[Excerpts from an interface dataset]
=== Section Start ===

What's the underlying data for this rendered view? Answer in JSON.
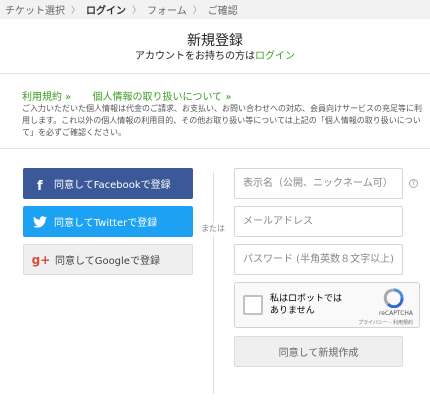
{
  "breadcrumb": {
    "items": [
      "チケット選択",
      "ログイン",
      "フォーム",
      "ご確認"
    ],
    "separator": "〉"
  },
  "header": {
    "title": "新規登録",
    "subtitle_prefix": "アカウントをお持ちの方は",
    "login_link": "ログイン"
  },
  "terms": {
    "link1": "利用規約 »",
    "link2": "個人情報の取り扱いについて »",
    "notice": "ご入力いただいた個人情報は代金のご請求、お支払い、お問い合わせへの対応、会員向けサービスの充足等に利用します。これ以外の個人情報の利用目的、その他お取り扱い等については上記の「個人情報の取り扱いについて」を必ずご確認ください。"
  },
  "social": {
    "facebook": "同意してFacebookで登録",
    "twitter": "同意してTwitterで登録",
    "google": "同意してGoogleで登録",
    "facebook_icon": "f",
    "google_icon": "g+"
  },
  "divider": "または",
  "form": {
    "display_name_placeholder": "表示名（公開、ニックネーム可）",
    "email_placeholder": "メールアドレス",
    "password_placeholder": "パスワード (半角英数８文字以上)",
    "help_icon": "?",
    "submit": "同意して新規作成"
  },
  "captcha": {
    "label": "私はロボットではありません",
    "brand": "reCAPTCHA",
    "links": "プライバシー - 利用規約"
  },
  "colors": {
    "accent": "#3a9d23",
    "facebook": "#3b5998",
    "twitter": "#1da1f2",
    "google": "#dd4b39"
  }
}
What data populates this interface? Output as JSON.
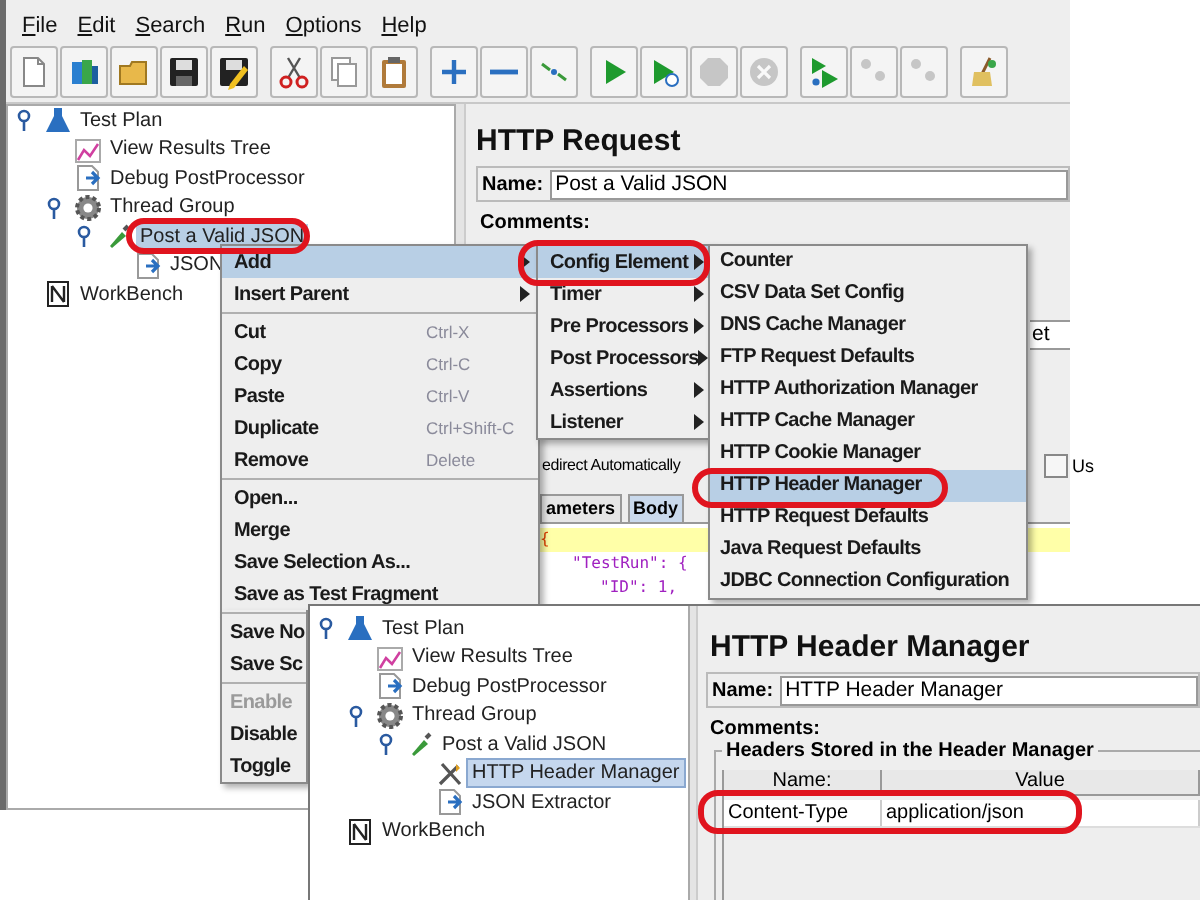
{
  "window": {
    "menu": [
      "File",
      "Edit",
      "Search",
      "Run",
      "Options",
      "Help"
    ],
    "toolbar": [
      [
        {
          "kind": "new",
          "disabled": false
        },
        {
          "kind": "templates",
          "disabled": false
        },
        {
          "kind": "open",
          "disabled": false
        },
        {
          "kind": "save",
          "disabled": false
        },
        {
          "kind": "save_as",
          "disabled": false
        }
      ],
      [
        {
          "kind": "cut",
          "disabled": false
        },
        {
          "kind": "copy",
          "disabled": false
        },
        {
          "kind": "paste",
          "disabled": false
        }
      ],
      [
        {
          "kind": "expand",
          "disabled": false
        },
        {
          "kind": "collapse",
          "disabled": false
        },
        {
          "kind": "toggle",
          "disabled": false
        }
      ],
      [
        {
          "kind": "start",
          "disabled": false
        },
        {
          "kind": "start_no_pauses",
          "disabled": false
        },
        {
          "kind": "stop",
          "disabled": true
        },
        {
          "kind": "shutdown",
          "disabled": true
        }
      ],
      [
        {
          "kind": "remote_start",
          "disabled": false
        },
        {
          "kind": "remote_stop",
          "disabled": true
        },
        {
          "kind": "remote_shutdown",
          "disabled": true
        }
      ],
      [
        {
          "kind": "clear",
          "disabled": false
        }
      ]
    ],
    "tree": [
      {
        "label": "Test Plan",
        "kind": "plan",
        "expanded": true,
        "selected": false,
        "children": [
          {
            "label": "View Results Tree",
            "kind": "listener",
            "selected": false
          },
          {
            "label": "Debug PostProcessor",
            "kind": "postprocessor",
            "selected": false
          },
          {
            "label": "Thread Group",
            "kind": "thread_group",
            "expanded": true,
            "selected": false,
            "children": [
              {
                "label": "Post a Valid JSON",
                "kind": "sampler",
                "expanded": true,
                "selected": true,
                "children": [
                  {
                    "label": "JSON",
                    "kind": "postprocessor",
                    "selected": false
                  }
                ]
              }
            ]
          }
        ]
      },
      {
        "label": "WorkBench",
        "kind": "workbench",
        "selected": false
      }
    ],
    "editor": {
      "title": "HTTP Request",
      "name_label": "Name:",
      "name_value": "Post a Valid JSON",
      "comments_label": "Comments:",
      "field_fragment": "et",
      "redirect_fragment": "edirect Automatically",
      "checkbox": {
        "label": "Us",
        "checked": false
      },
      "tabs": [
        {
          "label": "ameters",
          "selected": false
        },
        {
          "label": "Body",
          "selected": true
        }
      ],
      "code_lines": [
        "{",
        "\"TestRun\": {",
        "\"ID\": 1,"
      ]
    }
  },
  "context_menu": [
    {
      "kind": "submenu",
      "label": "Add",
      "selected": true,
      "disabled": false
    },
    {
      "kind": "submenu",
      "label": "Insert Parent",
      "selected": false,
      "disabled": false
    },
    {
      "kind": "separator"
    },
    {
      "kind": "item",
      "label": "Cut",
      "shortcut": "Ctrl-X",
      "selected": false,
      "disabled": false
    },
    {
      "kind": "item",
      "label": "Copy",
      "shortcut": "Ctrl-C",
      "selected": false,
      "disabled": false
    },
    {
      "kind": "item",
      "label": "Paste",
      "shortcut": "Ctrl-V",
      "selected": false,
      "disabled": false
    },
    {
      "kind": "item",
      "label": "Duplicate",
      "shortcut": "Ctrl+Shift-C",
      "selected": false,
      "disabled": false
    },
    {
      "kind": "item",
      "label": "Remove",
      "shortcut": "Delete",
      "selected": false,
      "disabled": false
    },
    {
      "kind": "separator"
    },
    {
      "kind": "item",
      "label": "Open...",
      "selected": false,
      "disabled": false
    },
    {
      "kind": "item",
      "label": "Merge",
      "selected": false,
      "disabled": false
    },
    {
      "kind": "item",
      "label": "Save Selection As...",
      "selected": false,
      "disabled": false
    },
    {
      "kind": "item",
      "label": "Save as Test Fragment",
      "selected": false,
      "disabled": false
    },
    {
      "kind": "separator"
    },
    {
      "kind": "item",
      "label": "Save No",
      "selected": false,
      "disabled": false
    },
    {
      "kind": "item",
      "label": "Save Sc",
      "selected": false,
      "disabled": false
    },
    {
      "kind": "separator"
    },
    {
      "kind": "item",
      "label": "Enable",
      "selected": false,
      "disabled": true
    },
    {
      "kind": "item",
      "label": "Disable",
      "selected": false,
      "disabled": false
    },
    {
      "kind": "item",
      "label": "Toggle",
      "selected": false,
      "disabled": false
    }
  ],
  "add_submenu": [
    {
      "label": "Config Element",
      "selected": true
    },
    {
      "label": "Timer",
      "selected": false
    },
    {
      "label": "Pre Processors",
      "selected": false
    },
    {
      "label": "Post Processors",
      "selected": false
    },
    {
      "label": "Assertions",
      "selected": false
    },
    {
      "label": "Listener",
      "selected": false
    }
  ],
  "config_submenu": [
    {
      "label": "Counter",
      "selected": false
    },
    {
      "label": "CSV Data Set Config",
      "selected": false
    },
    {
      "label": "DNS Cache Manager",
      "selected": false
    },
    {
      "label": "FTP Request Defaults",
      "selected": false
    },
    {
      "label": "HTTP Authorization Manager",
      "selected": false
    },
    {
      "label": "HTTP Cache Manager",
      "selected": false
    },
    {
      "label": "HTTP Cookie Manager",
      "selected": false
    },
    {
      "label": "HTTP Header Manager",
      "selected": true
    },
    {
      "label": "HTTP Request Defaults",
      "selected": false
    },
    {
      "label": "Java Request Defaults",
      "selected": false
    },
    {
      "label": "JDBC Connection Configuration",
      "selected": false
    }
  ],
  "window_2": {
    "tree": [
      {
        "label": "Test Plan",
        "kind": "plan",
        "expanded": true,
        "selected": false,
        "children": [
          {
            "label": "View Results Tree",
            "kind": "listener",
            "selected": false
          },
          {
            "label": "Debug PostProcessor",
            "kind": "postprocessor",
            "selected": false
          },
          {
            "label": "Thread Group",
            "kind": "thread_group",
            "expanded": true,
            "selected": false,
            "children": [
              {
                "label": "Post a Valid JSON",
                "kind": "sampler",
                "expanded": true,
                "selected": false,
                "children": [
                  {
                    "label": "HTTP Header Manager",
                    "kind": "config",
                    "selected": true
                  },
                  {
                    "label": "JSON Extractor",
                    "kind": "postprocessor",
                    "selected": false
                  }
                ]
              }
            ]
          }
        ]
      },
      {
        "label": "WorkBench",
        "kind": "workbench",
        "selected": false
      }
    ],
    "editor": {
      "title": "HTTP Header Manager",
      "name_label": "Name:",
      "name_value": "HTTP Header Manager",
      "comments_label": "Comments:",
      "group_title": "Headers Stored in the Header Manager",
      "table": {
        "columns": [
          "Name:",
          "Value"
        ],
        "rows": [
          [
            "Content-Type",
            "application/json"
          ]
        ]
      }
    }
  }
}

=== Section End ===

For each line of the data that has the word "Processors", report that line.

      "label": "Pre Processors",
      "label": "Post Processors",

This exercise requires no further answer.